TASK BRIEF
Nothing in the data should change when you return it, but leave the pictures out.
=== Section Start ===
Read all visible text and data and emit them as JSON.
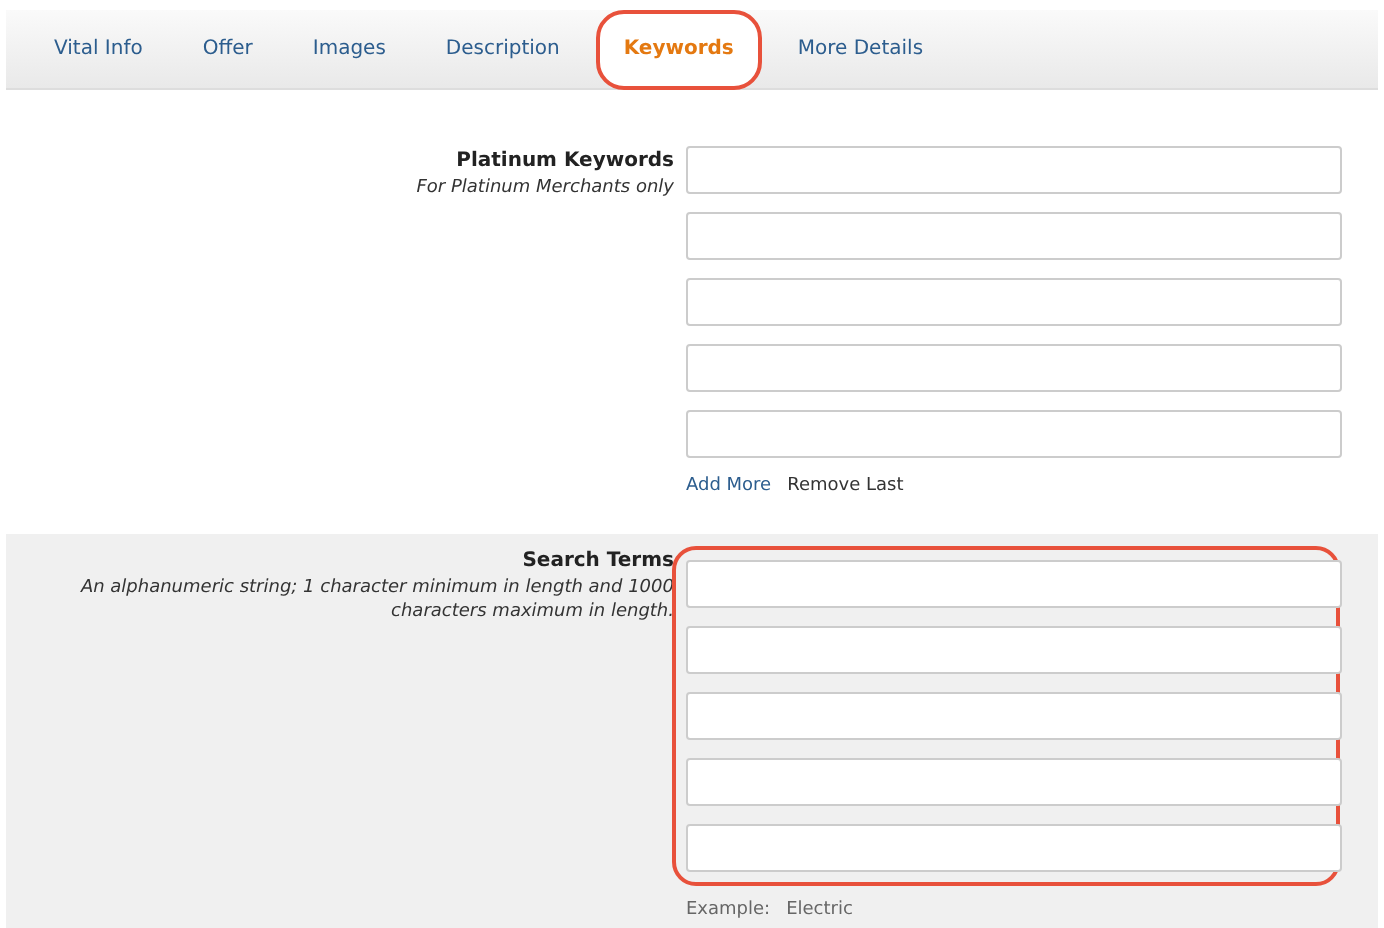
{
  "tabs": [
    {
      "label": "Vital Info",
      "selected": false,
      "highlighted": false
    },
    {
      "label": "Offer",
      "selected": false,
      "highlighted": false
    },
    {
      "label": "Images",
      "selected": false,
      "highlighted": false
    },
    {
      "label": "Description",
      "selected": false,
      "highlighted": false
    },
    {
      "label": "Keywords",
      "selected": true,
      "highlighted": true
    },
    {
      "label": "More Details",
      "selected": false,
      "highlighted": false
    }
  ],
  "sections": [
    {
      "title": "Platinum Keywords",
      "hint": "For Platinum Merchants only",
      "shaded": false,
      "highlighted": false,
      "fields": [
        {
          "kind": "text"
        },
        {
          "kind": "text"
        },
        {
          "kind": "text"
        },
        {
          "kind": "text"
        },
        {
          "kind": "text"
        }
      ],
      "links": [
        "Add More",
        "Remove Last"
      ]
    },
    {
      "title": "Search Terms",
      "hint": "An alphanumeric string; 1 character minimum in length and 1000 characters maximum in length.",
      "shaded": true,
      "highlighted": true,
      "fields": [
        {
          "kind": "text"
        },
        {
          "kind": "text"
        },
        {
          "kind": "text"
        },
        {
          "kind": "text"
        },
        {
          "kind": "text"
        }
      ],
      "example": {
        "label": "Example:",
        "value": "Electric"
      }
    }
  ]
}
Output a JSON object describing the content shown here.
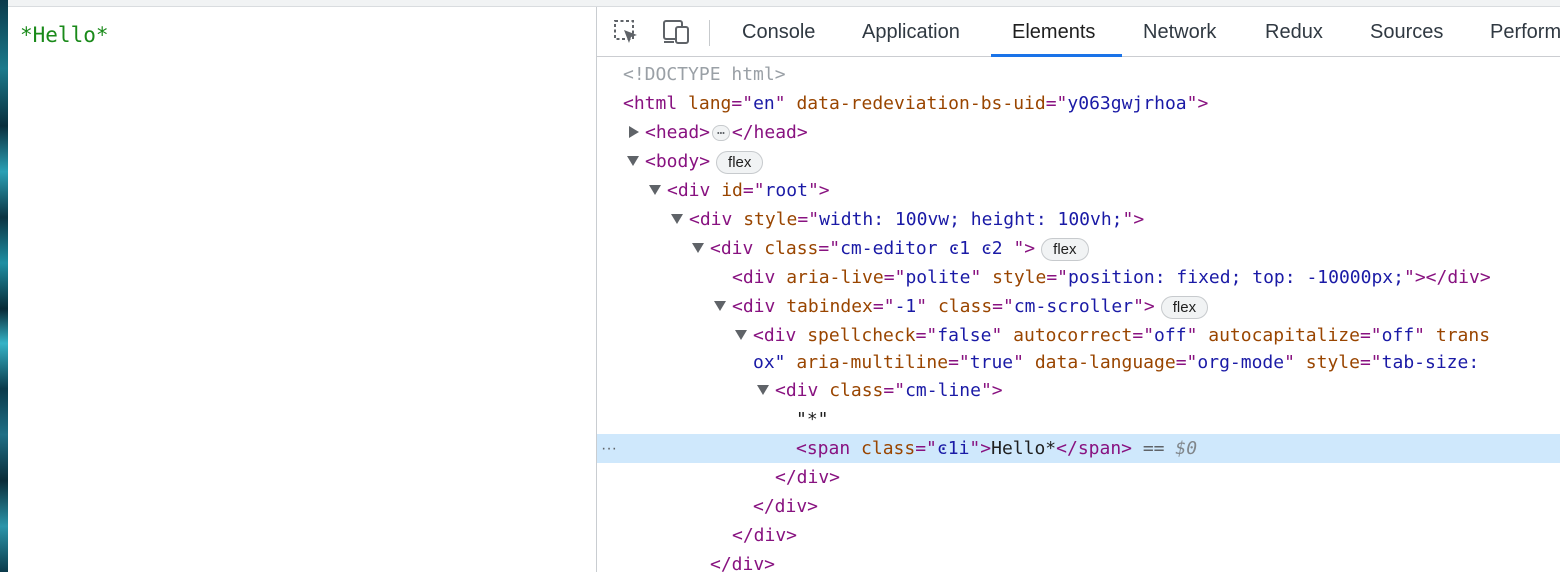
{
  "page": {
    "editor_text": "*Hello*"
  },
  "devtools": {
    "toolbar": {
      "inspect_icon": "inspect-element-icon",
      "device_icon": "device-toolbar-icon",
      "tabs": [
        {
          "label": "Console",
          "active": false
        },
        {
          "label": "Application",
          "active": false
        },
        {
          "label": "Elements",
          "active": true
        },
        {
          "label": "Network",
          "active": false
        },
        {
          "label": "Redux",
          "active": false
        },
        {
          "label": "Sources",
          "active": false
        },
        {
          "label": "Perform",
          "active": false
        }
      ]
    },
    "tree": {
      "doctype": "<!DOCTYPE html>",
      "html": {
        "tag": "html",
        "attrs": [
          {
            "name": "lang",
            "value": "en"
          },
          {
            "name": "data-redeviation-bs-uid",
            "value": "y063gwjrhoa"
          }
        ]
      },
      "head": {
        "open": "<head>",
        "ellipsis": "…",
        "close": "</head>"
      },
      "body": {
        "tag": "body",
        "badge": "flex"
      },
      "root_div": {
        "tag": "div",
        "attr": "id",
        "value": "root"
      },
      "style_div": {
        "tag": "div",
        "attr": "style",
        "value": "width: 100vw; height: 100vh;"
      },
      "editor_div": {
        "tag": "div",
        "attr": "class",
        "value": "cm-editor ͼ1 ͼ2 ",
        "badge": "flex"
      },
      "aria_div": {
        "attr1": "aria-live",
        "val1": "polite",
        "attr2": "style",
        "val2": "position: fixed; top: -10000px;",
        "close": "></div>"
      },
      "scroller_div": {
        "attr1": "tabindex",
        "val1": "-1",
        "attr2": "class",
        "val2": "cm-scroller",
        "badge": "flex"
      },
      "content_div": {
        "line1": {
          "attr1": "spellcheck",
          "val1": "false",
          "attr2": "autocorrect",
          "val2": "off",
          "attr3": "autocapitalize",
          "val3": "off",
          "attr4": "trans"
        },
        "line2": {
          "prefix": "ox\" ",
          "attr1": "aria-multiline",
          "val1": "true",
          "attr2": "data-language",
          "val2": "org-mode",
          "attr3": "style",
          "val3": "tab-size: "
        }
      },
      "line_div": {
        "tag": "div",
        "attr": "class",
        "value": "cm-line"
      },
      "text_node": "\"*\"",
      "selected_span": {
        "attr": "class",
        "value": "ͼ1i",
        "text": "Hello*",
        "eq": "==",
        "ref": "$0"
      },
      "closing": [
        "</div>",
        "</div>",
        "</div>",
        "</div>"
      ],
      "gutter_dots": "···"
    }
  }
}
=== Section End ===
WRITTEN REPLY
Read all visible text and data and emit them as JSON.
{
  "tabs": [
    {
      "label": "Vital Info",
      "selected": false,
      "highlighted": false
    },
    {
      "label": "Offer",
      "selected": false,
      "highlighted": false
    },
    {
      "label": "Images",
      "selected": false,
      "highlighted": false
    },
    {
      "label": "Description",
      "selected": false,
      "highlighted": false
    },
    {
      "label": "Keywords",
      "selected": true,
      "highlighted": true
    },
    {
      "label": "More Details",
      "selected": false,
      "highlighted": false
    }
  ],
  "sections": [
    {
      "title": "Platinum Keywords",
      "hint": "For Platinum Merchants only",
      "shaded": false,
      "highlighted": false,
      "fields": [
        {
          "kind": "text"
        },
        {
          "kind": "text"
        },
        {
          "kind": "text"
        },
        {
          "kind": "text"
        },
        {
          "kind": "text"
        }
      ],
      "links": [
        "Add More",
        "Remove Last"
      ]
    },
    {
      "title": "Search Terms",
      "hint": "An alphanumeric string; 1 character minimum in length and 1000 characters maximum in length.",
      "shaded": true,
      "highlighted": true,
      "fields": [
        {
          "kind": "text"
        },
        {
          "kind": "text"
        },
        {
          "kind": "text"
        },
        {
          "kind": "text"
        },
        {
          "kind": "text"
        }
      ],
      "example": {
        "label": "Example:",
        "value": "Electric"
      }
    }
  ]
}
Output a JSON object describing the content shown here.
{
  "page": {
    "editor_text": "*Hello*"
  },
  "devtools": {
    "toolbar": {
      "inspect_icon": "inspect-element-icon",
      "device_icon": "device-toolbar-icon",
      "tabs": [
        {
          "label": "Console",
          "active": false
        },
        {
          "label": "Application",
          "active": false
        },
        {
          "label": "Elements",
          "active": true
        },
        {
          "label": "Network",
          "active": false
        },
        {
          "label": "Redux",
          "active": false
        },
        {
          "label": "Sources",
          "active": false
        },
        {
          "label": "Perform",
          "active": false
        }
      ]
    },
    "tree": {
      "doctype": "<!DOCTYPE html>",
      "html": {
        "tag": "html",
        "attrs": [
          {
            "name": "lang",
            "value": "en"
          },
          {
            "name": "data-redeviation-bs-uid",
            "value": "y063gwjrhoa"
          }
        ]
      },
      "head": {
        "open": "<head>",
        "ellipsis": "…",
        "close": "</head>"
      },
      "body": {
        "tag": "body",
        "badge": "flex"
      },
      "root_div": {
        "tag": "div",
        "attr": "id",
        "value": "root"
      },
      "style_div": {
        "tag": "div",
        "attr": "style",
        "value": "width: 100vw; height: 100vh;"
      },
      "editor_div": {
        "tag": "div",
        "attr": "class",
        "value": "cm-editor ͼ1 ͼ2 ",
        "badge": "flex"
      },
      "aria_div": {
        "attr1": "aria-live",
        "val1": "polite",
        "attr2": "style",
        "val2": "position: fixed; top: -10000px;",
        "close": "></div>"
      },
      "scroller_div": {
        "attr1": "tabindex",
        "val1": "-1",
        "attr2": "class",
        "val2": "cm-scroller",
        "badge": "flex"
      },
      "content_div": {
        "line1": {
          "attr1": "spellcheck",
          "val1": "false",
          "attr2": "autocorrect",
          "val2": "off",
          "attr3": "autocapitalize",
          "val3": "off",
          "attr4": "trans"
        },
        "line2": {
          "prefix": "ox\" ",
          "attr1": "aria-multiline",
          "val1": "true",
          "attr2": "data-language",
          "val2": "org-mode",
          "attr3": "style",
          "val3": "tab-size: "
        }
      },
      "line_div": {
        "tag": "div",
        "attr": "class",
        "value": "cm-line"
      },
      "text_node": "\"*\"",
      "selected_span": {
        "attr": "class",
        "value": "ͼ1i",
        "text": "Hello*",
        "eq": "==",
        "ref": "$0"
      },
      "closing": [
        "</div>",
        "</div>",
        "</div>",
        "</div>"
      ],
      "gutter_dots": "···"
    }
  }
}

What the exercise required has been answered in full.